[JURIST] A UN panel of independent human rights experts warned Wednesday that recently-passed legislation in Malaysia would severely curtail the right to peaceably assemble [UN News Centre report; press release] in that country. The Peaceful Assembly Act 2011 [bill, PDF], which passed the lower house [JURIST report] of Parliament [official website] last week, would limit free speech rights by forbidding Malaysian citizens under the age of 21 and non-citizens from assembling, enacting conditional access for media to public gatherings and outlawing street protests altogether. Those who violate the new law may be penalized with thousands of dollars in fines. The UN Special Rapporteur on free expression urged Malaysia's government not to adopt the bill, calling the right to peaceably assemble "a litmus test for the level of democracy in any country." The Special Rapporteur on the human rights of migrants noted that prohibiting non-citizens from assembling also violates international law, under which "everyone" has the right to freedom of assembly and association, without distinction of any kind. Last week approximately 500 lawyers marched on Parliament in the Malaysian capital of Kuala Lumpur in protest of the bill's ban on street protests. Numerous rights groups reportedly plan to challenge the law in court.
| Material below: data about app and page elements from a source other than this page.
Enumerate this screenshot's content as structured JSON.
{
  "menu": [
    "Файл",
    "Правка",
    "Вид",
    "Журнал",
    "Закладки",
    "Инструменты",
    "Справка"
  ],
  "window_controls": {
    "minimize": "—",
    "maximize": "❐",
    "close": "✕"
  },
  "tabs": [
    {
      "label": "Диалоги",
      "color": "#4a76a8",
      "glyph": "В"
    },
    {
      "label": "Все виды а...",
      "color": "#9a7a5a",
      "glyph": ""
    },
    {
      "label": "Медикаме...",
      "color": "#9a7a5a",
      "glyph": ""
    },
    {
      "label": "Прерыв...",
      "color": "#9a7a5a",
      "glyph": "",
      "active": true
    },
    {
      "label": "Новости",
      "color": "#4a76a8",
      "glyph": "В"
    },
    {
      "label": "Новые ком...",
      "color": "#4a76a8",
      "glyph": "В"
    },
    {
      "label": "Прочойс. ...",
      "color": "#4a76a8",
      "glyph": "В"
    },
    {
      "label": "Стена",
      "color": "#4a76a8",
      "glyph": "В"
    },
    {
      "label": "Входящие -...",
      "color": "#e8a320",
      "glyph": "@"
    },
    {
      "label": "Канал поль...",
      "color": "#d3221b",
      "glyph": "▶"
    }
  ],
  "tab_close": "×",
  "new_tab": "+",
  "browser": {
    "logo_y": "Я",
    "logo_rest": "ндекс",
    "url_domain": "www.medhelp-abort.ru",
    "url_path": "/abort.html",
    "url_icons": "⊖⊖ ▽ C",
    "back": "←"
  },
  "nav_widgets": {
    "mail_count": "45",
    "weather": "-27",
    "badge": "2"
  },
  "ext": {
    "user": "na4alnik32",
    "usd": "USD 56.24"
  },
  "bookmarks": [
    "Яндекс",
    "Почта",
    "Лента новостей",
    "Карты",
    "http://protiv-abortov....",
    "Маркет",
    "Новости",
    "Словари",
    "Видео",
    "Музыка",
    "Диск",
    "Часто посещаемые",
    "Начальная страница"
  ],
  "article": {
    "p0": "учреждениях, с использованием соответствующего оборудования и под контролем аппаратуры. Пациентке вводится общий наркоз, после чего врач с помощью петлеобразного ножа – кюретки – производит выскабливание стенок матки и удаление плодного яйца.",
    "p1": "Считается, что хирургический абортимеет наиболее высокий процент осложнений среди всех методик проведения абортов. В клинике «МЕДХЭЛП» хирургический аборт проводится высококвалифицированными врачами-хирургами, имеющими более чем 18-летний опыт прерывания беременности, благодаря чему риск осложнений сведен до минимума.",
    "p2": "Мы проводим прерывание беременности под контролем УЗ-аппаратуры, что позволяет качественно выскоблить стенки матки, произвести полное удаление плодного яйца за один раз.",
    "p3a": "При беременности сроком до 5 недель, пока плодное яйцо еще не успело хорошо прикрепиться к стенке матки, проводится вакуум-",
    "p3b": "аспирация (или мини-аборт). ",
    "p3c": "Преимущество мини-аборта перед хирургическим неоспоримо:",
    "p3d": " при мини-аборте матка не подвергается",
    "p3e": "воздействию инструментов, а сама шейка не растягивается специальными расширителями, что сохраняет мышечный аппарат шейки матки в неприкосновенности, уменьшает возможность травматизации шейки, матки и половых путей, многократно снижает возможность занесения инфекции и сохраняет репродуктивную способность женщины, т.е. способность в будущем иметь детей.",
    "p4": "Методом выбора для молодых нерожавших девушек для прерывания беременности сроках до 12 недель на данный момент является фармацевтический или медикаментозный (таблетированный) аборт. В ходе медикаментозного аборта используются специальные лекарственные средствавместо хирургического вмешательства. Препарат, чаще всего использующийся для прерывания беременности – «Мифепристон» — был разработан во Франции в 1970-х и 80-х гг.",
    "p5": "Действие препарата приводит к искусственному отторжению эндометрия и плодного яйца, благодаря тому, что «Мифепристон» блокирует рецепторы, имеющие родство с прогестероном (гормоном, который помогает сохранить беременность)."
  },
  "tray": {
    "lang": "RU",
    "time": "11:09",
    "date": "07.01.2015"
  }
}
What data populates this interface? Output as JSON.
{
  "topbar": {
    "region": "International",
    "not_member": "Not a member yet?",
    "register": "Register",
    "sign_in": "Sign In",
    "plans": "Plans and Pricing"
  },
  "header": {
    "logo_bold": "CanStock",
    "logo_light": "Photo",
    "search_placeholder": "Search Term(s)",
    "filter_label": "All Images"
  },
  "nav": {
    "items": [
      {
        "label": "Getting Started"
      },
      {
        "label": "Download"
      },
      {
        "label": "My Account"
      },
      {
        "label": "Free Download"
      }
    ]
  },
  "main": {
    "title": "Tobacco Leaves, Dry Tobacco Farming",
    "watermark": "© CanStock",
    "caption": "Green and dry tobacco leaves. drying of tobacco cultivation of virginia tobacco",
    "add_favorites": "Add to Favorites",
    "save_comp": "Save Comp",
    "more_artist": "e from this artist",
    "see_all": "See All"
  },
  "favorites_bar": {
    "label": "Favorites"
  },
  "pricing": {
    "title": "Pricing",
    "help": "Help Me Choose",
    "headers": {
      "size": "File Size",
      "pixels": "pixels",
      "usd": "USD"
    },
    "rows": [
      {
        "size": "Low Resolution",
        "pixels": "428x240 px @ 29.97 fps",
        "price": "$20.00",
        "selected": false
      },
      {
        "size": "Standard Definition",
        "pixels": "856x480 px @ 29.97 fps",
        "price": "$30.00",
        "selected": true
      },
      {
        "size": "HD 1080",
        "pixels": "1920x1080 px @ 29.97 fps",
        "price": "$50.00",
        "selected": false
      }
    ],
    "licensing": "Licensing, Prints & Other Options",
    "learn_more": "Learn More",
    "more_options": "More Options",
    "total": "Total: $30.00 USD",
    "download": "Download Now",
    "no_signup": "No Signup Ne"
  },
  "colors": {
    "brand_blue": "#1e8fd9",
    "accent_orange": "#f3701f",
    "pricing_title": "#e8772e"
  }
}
In November Malaysian Prime Minister Najib Razak [official profile] defended the bill [JURIST report], saying it would balance citizens' right to protest with public safety concerns. However, the bill has drawn ire from both Malaysians and the international community. Malaysian opposition leader Anwar Ibrahim [official website; JURIST news archive] has stated that the bill is more draconian than previous free speech crackdowns in Zimbabwe and Myanmar [JURIST reports]. In late October the Malaysian Court of Appeal [official website] ruled that a similar law prohibiting college students from taking part in political activities is unconstitutional [JURIST report]. The suit, filed by four International Islamic University of Malaysia [official website] students in 2010, challenged the constitutionality of the 1971 Universities and University Colleges Act (UUCA) [text, PDF] prohibiting students from political participation. Also last month, Malaysia's government released 125 prisoners [JURIST report] who were being held under a decades-old security law that has been widely criticized by human rights and opposition groups. In September, Razak announced that the government would repeal two strict security laws [JURIST report] that had allowed extended detention of suspects without trial. The government also said that it will review other laws dealing with freedom of the press.